Since I became a freelance writer, most of my work has been in my favorite niche — the equine industry.
Along with web copy, newsletters, tweets and Facebook posts for trainers, big horse shows, and venues, I write articles and blogs for a few regional horse magazines.
But I had a few dream magazine writing jobs on my bucket list. My dream was to write for the biggies, the national horse magazines that all horse people know. Three topped my bucket list: The Chronicle of the Horse, Dressage Today, and the United States Dressage Federation’s Connection. They’re the Triple Crown of a dressage geek’s reading list.
Fast forward a couple of months, and I’ve now sold articles to all three magazines — within a 10-day period. How did I move them from bucket list to client list?
It was actually a simple process. I followed four basic steps:
How do you react when someone tells you “no”? The answer might be the key to building a successful freelance writing career.
Whether you’re an aspiring freelancer, a veteran, or somewhere in between, you’re going to deal with rejection. And hearing “no” when you’ve put in the time, research, and effort to construct the perfect query can be devastating.
What do you do?
If you’re going to be a successful freelance writer, you have only one choice — learn to hear that “no” and use it to become a better freelance writer. Here’s how:
class="alignright size-medium wp-image-3885" src="http://www.makealivingwriting.com/wp-content/uploads/Himalaya-man-exults-prayer-flags-199x300.jpg" alt="A freelance writer exults in prayer" width="199" height="300" />
I’m just back from a religious retreat where we were encouraged to compose our own prayers.
Reading all the inspiring and uplifting thoughts our group came up with made me think there should be a prayer for freelance writers.

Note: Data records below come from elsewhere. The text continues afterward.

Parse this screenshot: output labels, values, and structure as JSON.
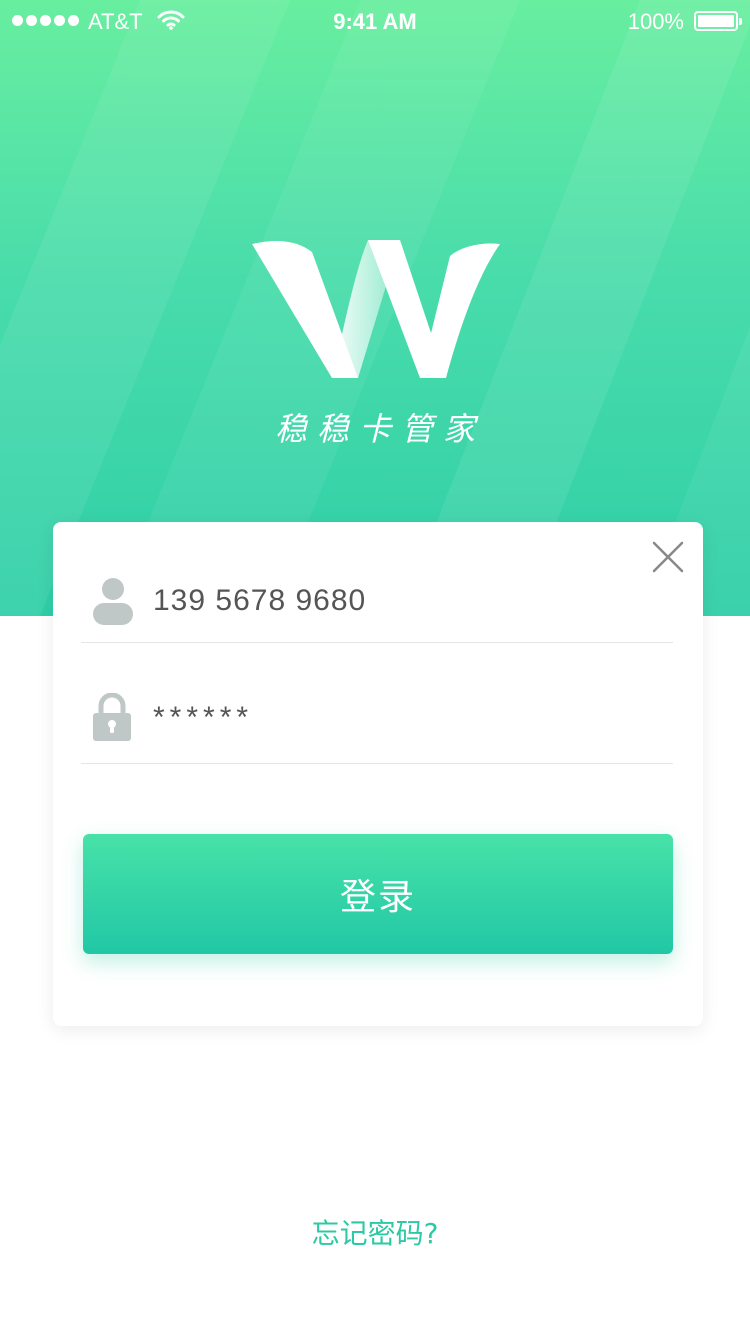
{
  "status_bar": {
    "carrier": "AT&T",
    "time": "9:41 AM",
    "battery": "100%",
    "signal_icon": "signal-dots-icon",
    "wifi_icon": "wifi-icon",
    "battery_icon": "battery-icon"
  },
  "brand": {
    "logo_icon": "w-logo-icon",
    "name": "稳稳卡管家"
  },
  "login_form": {
    "close_icon": "close-icon",
    "username": {
      "icon": "user-icon",
      "value": "139 5678 9680"
    },
    "password": {
      "icon": "lock-icon",
      "value": "******"
    },
    "submit_label": "登录"
  },
  "forgot_password": "忘记密码?",
  "colors": {
    "accent": "#2CC9A4",
    "gradient_top": "#68EE9F",
    "gradient_bottom": "#21C7A6",
    "icon_gray": "#BFC7C7"
  }
}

Shouldn’t there be? I’ve never seen one!
Of course, it’s easier to do this sort of thing while you’re still at a relaxing camp with others in a group to help you.
Doing this on my own, I found it was hard to keep it short! There are so many aspects to the freelance writing life in which we might ask for divine help.

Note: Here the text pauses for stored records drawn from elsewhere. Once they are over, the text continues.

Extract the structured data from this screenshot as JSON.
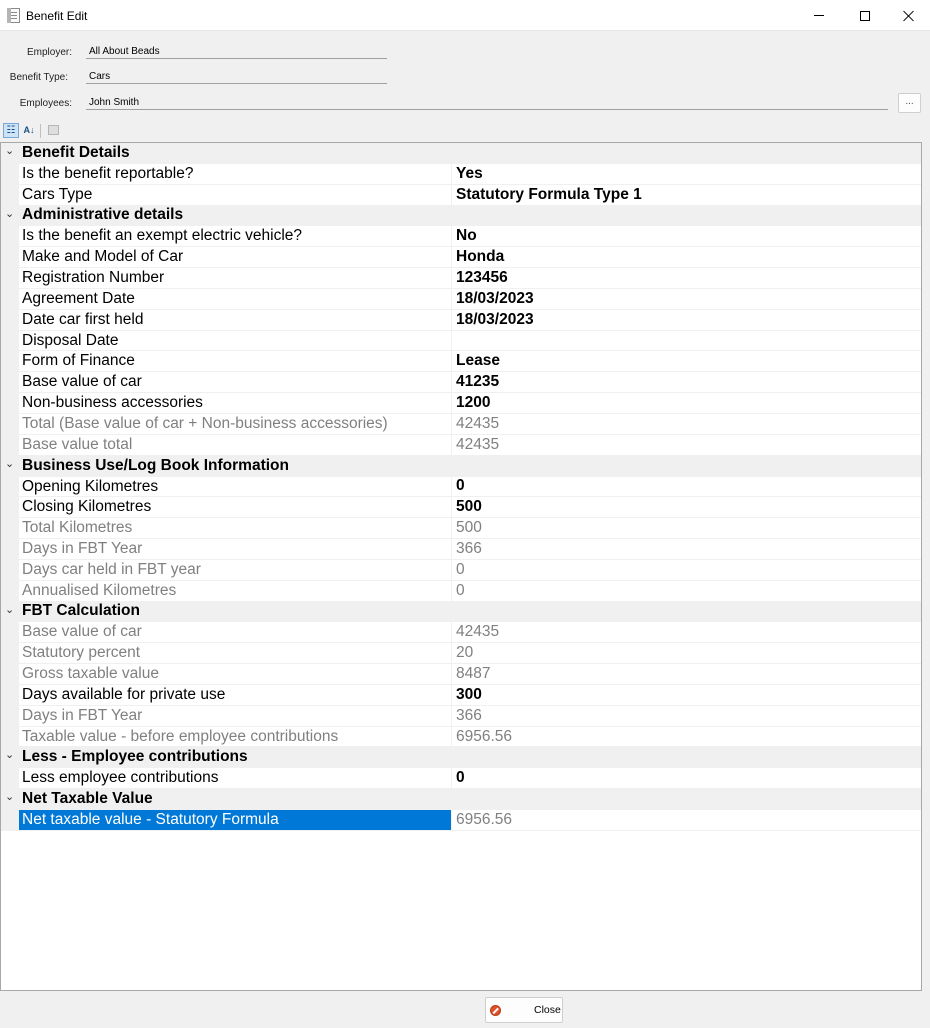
{
  "window": {
    "title": "Benefit Edit"
  },
  "header": {
    "employer_label": "Employer:",
    "employer_value": "All About Beads",
    "benefit_type_label": "Benefit Type:",
    "benefit_type_value": "Cars",
    "employees_label": "Employees:",
    "employees_value": "John  Smith",
    "browse_label": "..."
  },
  "toolbar": {
    "categorized_icon": "categorized-view-icon",
    "alphabetical_icon": "alphabetical-sort-icon",
    "alphabetical_label": "A↓",
    "property_pages_icon": "property-pages-icon"
  },
  "sections": [
    {
      "title": "Benefit Details",
      "rows": [
        {
          "name": "Is the benefit reportable?",
          "value": "Yes",
          "editable": true
        },
        {
          "name": "Cars Type",
          "value": "Statutory Formula Type 1",
          "editable": true
        }
      ]
    },
    {
      "title": "Administrative details",
      "rows": [
        {
          "name": "Is the benefit an exempt electric vehicle?",
          "value": "No",
          "editable": true
        },
        {
          "name": "Make and Model of Car",
          "value": "Honda",
          "editable": true
        },
        {
          "name": "Registration Number",
          "value": "123456",
          "editable": true
        },
        {
          "name": "Agreement Date",
          "value": "18/03/2023",
          "editable": true
        },
        {
          "name": "Date car first held",
          "value": "18/03/2023",
          "editable": true
        },
        {
          "name": "Disposal Date",
          "value": "",
          "editable": true
        },
        {
          "name": "Form of Finance",
          "value": "Lease",
          "editable": true
        },
        {
          "name": "Base value of car",
          "value": "41235",
          "editable": true
        },
        {
          "name": "Non-business accessories",
          "value": "1200",
          "editable": true
        },
        {
          "name": "Total (Base value of car + Non-business accessories)",
          "value": "42435",
          "editable": false
        },
        {
          "name": "Base value total",
          "value": "42435",
          "editable": false
        }
      ]
    },
    {
      "title": "Business Use/Log Book Information",
      "rows": [
        {
          "name": "Opening Kilometres",
          "value": "0",
          "editable": true
        },
        {
          "name": "Closing Kilometres",
          "value": "500",
          "editable": true
        },
        {
          "name": "Total Kilometres",
          "value": "500",
          "editable": false
        },
        {
          "name": "Days in FBT Year",
          "value": "366",
          "editable": false
        },
        {
          "name": "Days car held in FBT year",
          "value": "0",
          "editable": false
        },
        {
          "name": "Annualised Kilometres",
          "value": "0",
          "editable": false
        }
      ]
    },
    {
      "title": "FBT Calculation",
      "rows": [
        {
          "name": "Base value of car",
          "value": "42435",
          "editable": false
        },
        {
          "name": "Statutory percent",
          "value": "20",
          "editable": false
        },
        {
          "name": "Gross taxable value",
          "value": "8487",
          "editable": false
        },
        {
          "name": "Days available for private use",
          "value": "300",
          "editable": true
        },
        {
          "name": "Days in FBT Year",
          "value": "366",
          "editable": false
        },
        {
          "name": "Taxable value - before employee contributions",
          "value": "6956.56",
          "editable": false
        }
      ]
    },
    {
      "title": "Less - Employee contributions",
      "rows": [
        {
          "name": "Less employee contributions",
          "value": "0",
          "editable": true
        }
      ]
    },
    {
      "title": "Net Taxable Value",
      "rows": [
        {
          "name": "Net taxable value - Statutory Formula",
          "value": "6956.56",
          "editable": false,
          "selected": true
        }
      ]
    }
  ],
  "footer": {
    "close_label": "Close",
    "close_icon": "close-circle-icon"
  },
  "colors": {
    "selection": "#0078d7",
    "readonly_text": "#808080",
    "background": "#f0f0f0"
  }
}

Here’s what I came up with:
By Kim Jansen When I graduated from college, I knew a 9-to-5 position was not for me. I had dreams of becoming a happy, productive freelance writer — working at my own pace, toting my laptop to my favorite coffee…
Are good story ideas hard to find? When you open up your favorite magazines, it can seem like other writers are always beating you to the interesting angles on a piece of news. However, it’s not really true. If you…
When you’re a newbie freelance writer, it can be hard to see how to take the first step. How will you talk that first client into hiring you? At first, many prospective clients you pitch will turn you down. Which…